Action item |
What lines below mention the word "Home"? Copy each one.

Exercise data |
════
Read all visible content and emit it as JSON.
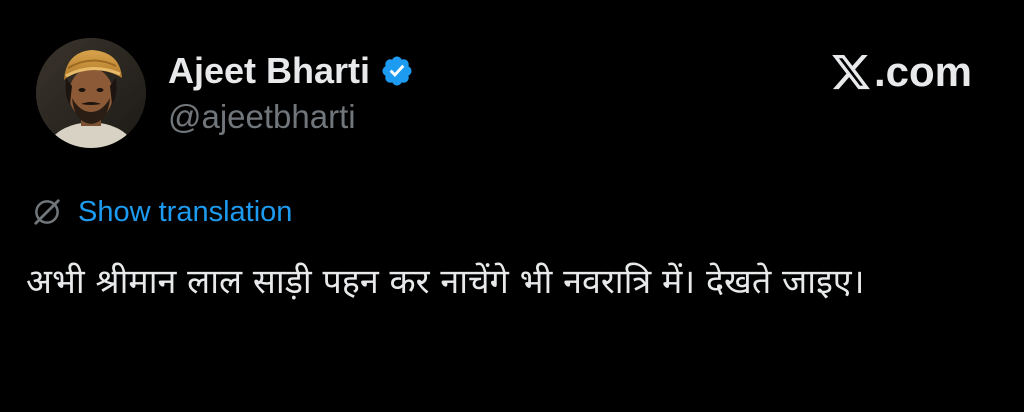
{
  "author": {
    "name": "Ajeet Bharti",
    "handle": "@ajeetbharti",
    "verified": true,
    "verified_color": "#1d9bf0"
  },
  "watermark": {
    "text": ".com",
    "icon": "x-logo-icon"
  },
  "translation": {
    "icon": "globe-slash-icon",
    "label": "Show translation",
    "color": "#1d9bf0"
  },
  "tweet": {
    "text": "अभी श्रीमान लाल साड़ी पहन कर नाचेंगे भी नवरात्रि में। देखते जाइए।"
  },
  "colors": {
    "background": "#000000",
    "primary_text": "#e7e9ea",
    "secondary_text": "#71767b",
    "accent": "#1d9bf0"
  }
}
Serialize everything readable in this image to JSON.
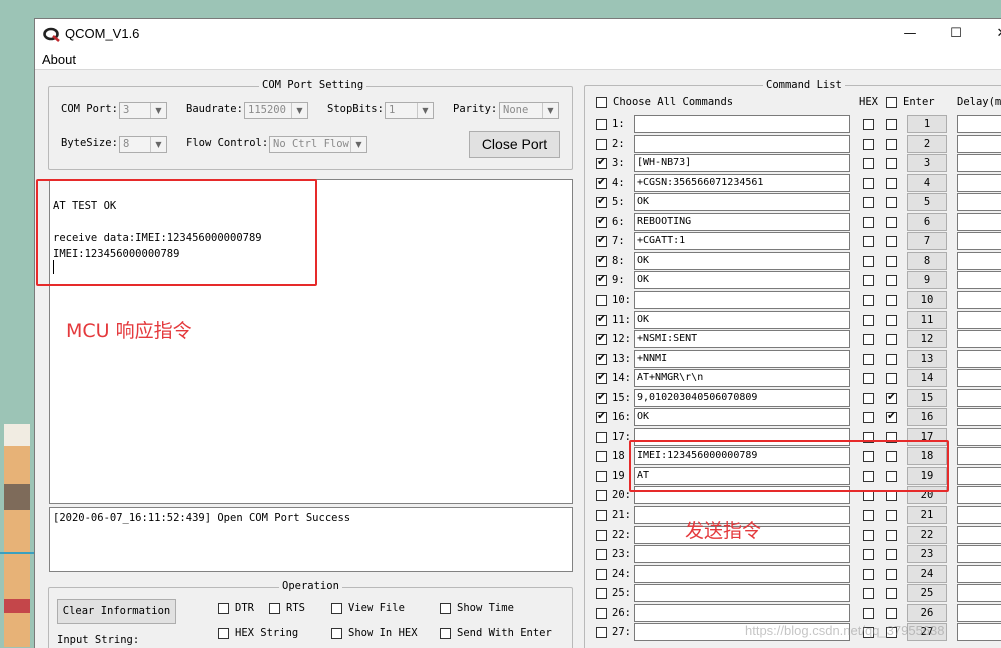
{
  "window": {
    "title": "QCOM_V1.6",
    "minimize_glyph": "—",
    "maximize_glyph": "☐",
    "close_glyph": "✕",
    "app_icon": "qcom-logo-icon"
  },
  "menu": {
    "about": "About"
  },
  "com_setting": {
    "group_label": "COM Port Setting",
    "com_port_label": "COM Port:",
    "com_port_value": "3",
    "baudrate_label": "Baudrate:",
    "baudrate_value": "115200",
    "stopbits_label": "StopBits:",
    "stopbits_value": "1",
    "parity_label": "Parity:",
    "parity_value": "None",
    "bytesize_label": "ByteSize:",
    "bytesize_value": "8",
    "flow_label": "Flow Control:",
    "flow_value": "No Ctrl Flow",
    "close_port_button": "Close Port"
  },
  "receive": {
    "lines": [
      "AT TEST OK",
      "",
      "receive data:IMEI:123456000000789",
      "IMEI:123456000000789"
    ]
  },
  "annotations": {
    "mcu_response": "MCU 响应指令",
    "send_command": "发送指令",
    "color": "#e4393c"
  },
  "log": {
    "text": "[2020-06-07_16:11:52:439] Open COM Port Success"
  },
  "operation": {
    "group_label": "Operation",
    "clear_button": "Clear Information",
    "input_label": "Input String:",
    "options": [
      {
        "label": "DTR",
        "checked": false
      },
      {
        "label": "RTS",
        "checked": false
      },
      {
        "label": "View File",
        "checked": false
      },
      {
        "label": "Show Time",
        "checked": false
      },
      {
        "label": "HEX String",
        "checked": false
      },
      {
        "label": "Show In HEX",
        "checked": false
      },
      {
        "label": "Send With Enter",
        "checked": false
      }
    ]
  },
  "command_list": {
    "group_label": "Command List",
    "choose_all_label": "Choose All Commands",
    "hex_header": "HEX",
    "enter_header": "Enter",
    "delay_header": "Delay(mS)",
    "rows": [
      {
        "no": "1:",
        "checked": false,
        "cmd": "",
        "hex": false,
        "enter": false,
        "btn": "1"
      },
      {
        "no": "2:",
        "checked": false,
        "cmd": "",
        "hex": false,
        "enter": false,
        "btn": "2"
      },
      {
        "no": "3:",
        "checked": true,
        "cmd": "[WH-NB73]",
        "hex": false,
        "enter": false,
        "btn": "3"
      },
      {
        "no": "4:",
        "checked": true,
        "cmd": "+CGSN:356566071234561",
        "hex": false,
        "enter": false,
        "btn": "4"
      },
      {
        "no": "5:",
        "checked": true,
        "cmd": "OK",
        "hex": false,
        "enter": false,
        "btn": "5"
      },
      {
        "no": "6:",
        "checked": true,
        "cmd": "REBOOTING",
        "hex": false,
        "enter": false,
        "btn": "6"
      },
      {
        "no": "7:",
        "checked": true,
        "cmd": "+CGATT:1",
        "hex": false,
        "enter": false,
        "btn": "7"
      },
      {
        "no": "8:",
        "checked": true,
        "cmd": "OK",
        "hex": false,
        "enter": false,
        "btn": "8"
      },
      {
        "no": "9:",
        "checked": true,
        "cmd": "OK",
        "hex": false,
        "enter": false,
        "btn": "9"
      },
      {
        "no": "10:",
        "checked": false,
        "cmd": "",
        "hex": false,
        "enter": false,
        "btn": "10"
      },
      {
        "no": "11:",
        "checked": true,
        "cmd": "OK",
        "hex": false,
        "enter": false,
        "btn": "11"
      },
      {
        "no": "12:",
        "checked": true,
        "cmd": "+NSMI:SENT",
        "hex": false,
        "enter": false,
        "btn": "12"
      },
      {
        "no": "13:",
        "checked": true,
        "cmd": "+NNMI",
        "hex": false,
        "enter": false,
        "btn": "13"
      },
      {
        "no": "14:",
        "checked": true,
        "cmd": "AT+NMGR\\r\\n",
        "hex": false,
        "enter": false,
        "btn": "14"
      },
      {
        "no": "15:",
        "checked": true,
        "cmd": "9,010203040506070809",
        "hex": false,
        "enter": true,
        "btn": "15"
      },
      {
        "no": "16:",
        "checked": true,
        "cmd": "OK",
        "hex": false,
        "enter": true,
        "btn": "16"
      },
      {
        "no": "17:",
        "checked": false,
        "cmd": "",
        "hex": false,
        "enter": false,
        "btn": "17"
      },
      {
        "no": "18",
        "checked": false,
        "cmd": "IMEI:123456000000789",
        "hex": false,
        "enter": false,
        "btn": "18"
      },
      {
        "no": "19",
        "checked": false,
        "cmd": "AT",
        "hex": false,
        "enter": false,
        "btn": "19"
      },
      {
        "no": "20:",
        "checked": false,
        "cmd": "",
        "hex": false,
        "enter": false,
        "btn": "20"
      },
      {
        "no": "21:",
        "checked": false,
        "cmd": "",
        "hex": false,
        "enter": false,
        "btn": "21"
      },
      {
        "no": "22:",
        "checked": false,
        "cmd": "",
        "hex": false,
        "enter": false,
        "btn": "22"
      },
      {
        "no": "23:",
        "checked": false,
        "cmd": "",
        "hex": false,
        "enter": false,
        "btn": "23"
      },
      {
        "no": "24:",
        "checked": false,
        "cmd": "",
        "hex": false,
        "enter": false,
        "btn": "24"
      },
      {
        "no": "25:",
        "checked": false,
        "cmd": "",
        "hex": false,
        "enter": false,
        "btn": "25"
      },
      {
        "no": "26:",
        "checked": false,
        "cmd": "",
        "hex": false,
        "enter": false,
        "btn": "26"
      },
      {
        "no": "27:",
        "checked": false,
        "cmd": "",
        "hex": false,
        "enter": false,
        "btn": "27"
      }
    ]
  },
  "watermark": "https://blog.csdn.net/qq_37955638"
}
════
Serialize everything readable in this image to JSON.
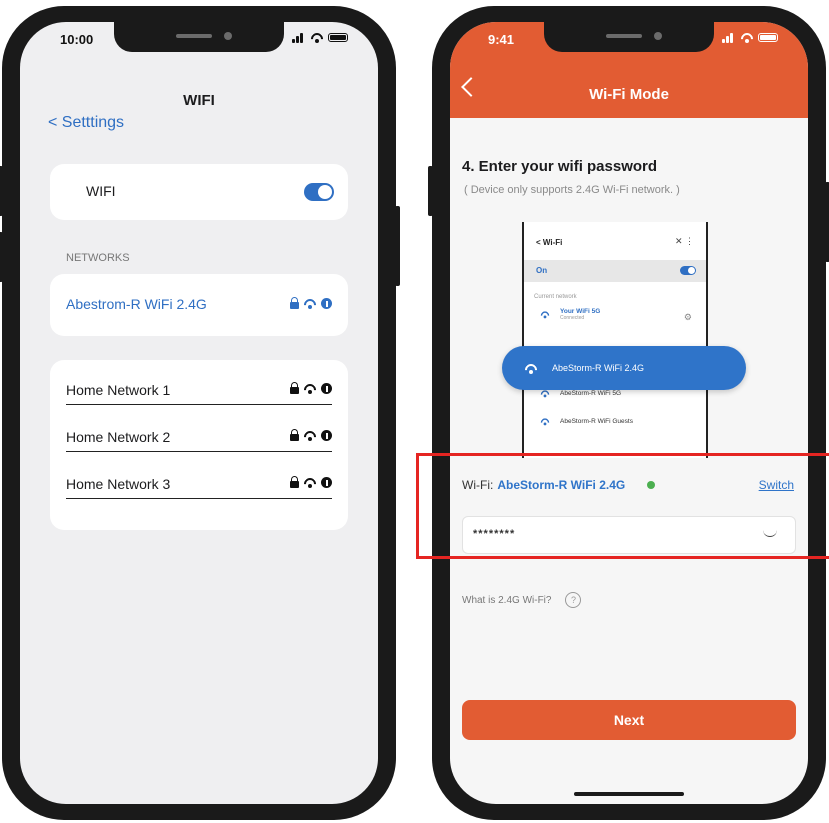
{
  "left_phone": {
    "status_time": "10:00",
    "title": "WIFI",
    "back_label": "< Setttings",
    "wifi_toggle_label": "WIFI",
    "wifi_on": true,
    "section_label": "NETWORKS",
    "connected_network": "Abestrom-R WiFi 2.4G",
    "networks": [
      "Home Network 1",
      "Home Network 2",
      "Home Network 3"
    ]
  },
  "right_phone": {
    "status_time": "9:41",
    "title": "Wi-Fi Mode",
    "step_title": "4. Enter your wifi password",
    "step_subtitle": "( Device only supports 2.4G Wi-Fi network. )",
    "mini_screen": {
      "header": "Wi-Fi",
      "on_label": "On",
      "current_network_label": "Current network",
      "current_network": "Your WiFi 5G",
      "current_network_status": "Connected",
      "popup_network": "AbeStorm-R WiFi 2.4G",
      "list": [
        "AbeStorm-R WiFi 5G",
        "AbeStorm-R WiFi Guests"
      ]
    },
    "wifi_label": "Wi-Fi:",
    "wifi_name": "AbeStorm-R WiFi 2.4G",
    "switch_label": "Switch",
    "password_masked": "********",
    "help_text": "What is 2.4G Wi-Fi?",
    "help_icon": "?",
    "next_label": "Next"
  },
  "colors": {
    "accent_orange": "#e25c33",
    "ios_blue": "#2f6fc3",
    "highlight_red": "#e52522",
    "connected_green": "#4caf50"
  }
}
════
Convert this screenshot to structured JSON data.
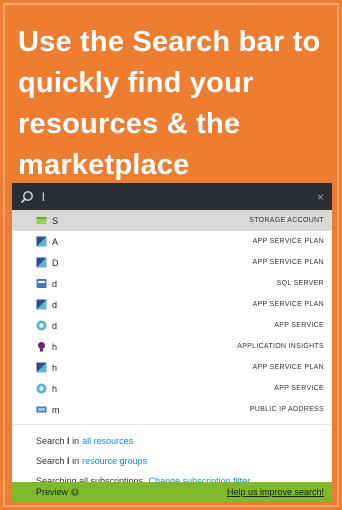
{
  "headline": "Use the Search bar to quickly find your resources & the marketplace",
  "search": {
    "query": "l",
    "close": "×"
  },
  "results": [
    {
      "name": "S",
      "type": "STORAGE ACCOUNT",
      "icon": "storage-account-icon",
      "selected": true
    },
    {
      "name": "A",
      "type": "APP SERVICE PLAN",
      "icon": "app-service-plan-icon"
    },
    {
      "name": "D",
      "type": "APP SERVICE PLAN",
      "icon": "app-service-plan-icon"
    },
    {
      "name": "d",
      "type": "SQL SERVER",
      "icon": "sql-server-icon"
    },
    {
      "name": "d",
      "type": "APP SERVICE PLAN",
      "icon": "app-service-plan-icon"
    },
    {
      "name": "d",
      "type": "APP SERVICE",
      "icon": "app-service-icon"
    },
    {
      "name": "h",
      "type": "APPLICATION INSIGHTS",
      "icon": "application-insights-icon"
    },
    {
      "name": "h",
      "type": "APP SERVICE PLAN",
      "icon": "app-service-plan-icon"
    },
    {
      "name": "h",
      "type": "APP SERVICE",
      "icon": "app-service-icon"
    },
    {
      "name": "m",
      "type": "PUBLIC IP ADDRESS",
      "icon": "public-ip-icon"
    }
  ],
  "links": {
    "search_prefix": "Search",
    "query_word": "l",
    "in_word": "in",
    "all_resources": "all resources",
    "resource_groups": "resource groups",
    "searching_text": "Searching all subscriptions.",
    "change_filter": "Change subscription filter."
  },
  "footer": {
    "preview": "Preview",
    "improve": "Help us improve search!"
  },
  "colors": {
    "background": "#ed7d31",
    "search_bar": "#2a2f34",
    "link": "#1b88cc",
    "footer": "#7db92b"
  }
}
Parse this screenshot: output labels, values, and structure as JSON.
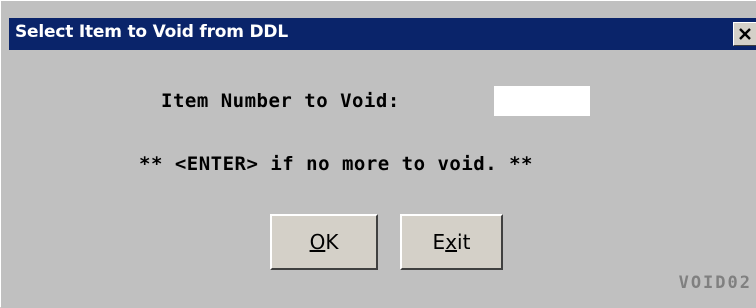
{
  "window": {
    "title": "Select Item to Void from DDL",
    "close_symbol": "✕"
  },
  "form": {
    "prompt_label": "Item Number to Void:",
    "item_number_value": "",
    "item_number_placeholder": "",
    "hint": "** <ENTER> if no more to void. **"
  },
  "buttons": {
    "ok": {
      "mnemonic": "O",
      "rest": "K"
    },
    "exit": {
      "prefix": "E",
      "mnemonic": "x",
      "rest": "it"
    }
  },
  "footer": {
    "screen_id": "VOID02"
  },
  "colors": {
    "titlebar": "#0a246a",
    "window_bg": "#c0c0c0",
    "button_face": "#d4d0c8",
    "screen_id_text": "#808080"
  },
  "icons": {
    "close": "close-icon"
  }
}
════
Solution |
      "Home Network 1",
      "Home Network 2",
      "Home Network 3"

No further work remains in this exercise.